He’s a graduate of the Stonecoast MFA Low-Residency Program at the University of Southern Maine. His poems and short stories appear in various literary journals, magazines and are featured on public radio. Follow him on Twitter and Facebook.

Mailbox Monday #467

Mailbox Monday, created by Marcia at To Be Continued, formerly The Printed Page, has a permanent home at its own blog. To check out what everyone has received over the last week, visit the blog and check out the links. Leave yours too.

Also, each week, Leslie, Martha, and I will share the Books that Caught Our Eye from everyone’s weekly links.

Here’s what we received:

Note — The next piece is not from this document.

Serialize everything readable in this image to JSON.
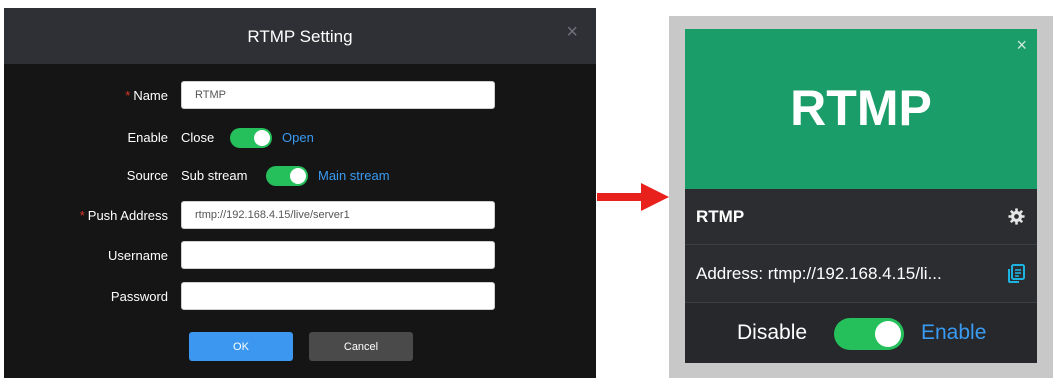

Point Blank by Alan King, which I purchased at the DiVerse Gaithersburg Poetry reading this month.

“In Point Blank, we are given an intimate look at one man’s inner and outer life, but there’s no navel-gazing nonsense. There’s always an awareness, implied or explicit, of the sociopolitical crucible. With language both tough-minded and celebratory, Alan King ignites the important details of his experience, compelling us to ask what-plus-what added up to our own lives.” TIM SEIBLES, author of Fast Animal and One Turn Around the Sun

“Alan King is one of my favorite up-and-coming poets of his generation. His poems are not pop and flash, rather more like a slow dance with someone you’re going to love forever. Here you will find poignant slices of life, so bright in a rough age of race killings and hate speech. He reminds us that what matters has always mattered.” JOY HARJO, poet, musician, performer, and teacher.

Drift by Alan King, which I also purchased at the DiVerse Gaithersburg Poetry reading this month.

Poetry. African American Studies. “Alan King reminds us of the beauty of efficiency. His poems do not waste moments or words. These are wonderful journeys into the lives of everyone (something of you is here, I guarantee it), effortless, peaceful but powerful walks that focus upon the compassionate things: friendship, love, family, justice, tradition. Alan King has started his own tradition in DRIFT, one born of his own generation but timeless and strong; a voice we should all hope will be showcased for years.”—Brian Gilmore, poet, public interest lawyer and columnist for The Progressive Media Project

Walk with Me by Debra Schoenberger for review from iRead Book Tours.

Whenever I’m asked “which is the best camera?” I pretty much respond: “the one you have on you.” In fact, most of the images in this book were taken with my cell phone simply because I always have it with me. ​

This is not only a book about street photography but a visual diary, or collection of quirky, unusual and sometimes just plain weird photos I’ve taken over the course of the last decade. ​

As a street photographer, I need to be an assiduous walker. My sneakers often take me to little known, hidden corners, seaweed strewn (and sometimes stinky) beaches and really cool back alleys of my rather small island city of Victoria, BC.​

I’ve also included images of curiosities I’ve seen throughout my travels.
​​
Everyone sees the world differently and this is my collection of the quirkyness that I call life.

We Don’t Eat Our Classmates by Ryan T. Higgins

It’s the first day of school for Penelope Rex, and she can’t wait to meet her classmates. But it’s hard to make human friends when they’re so darn delicious! That is, until Penelope gets a taste of her own medicine and finds she may not be at the top of the food chain after all. . . .
Readers will gobble up this hilarious new story from award-winning author-illustrator Ryan T. Higgins.

What did you receive?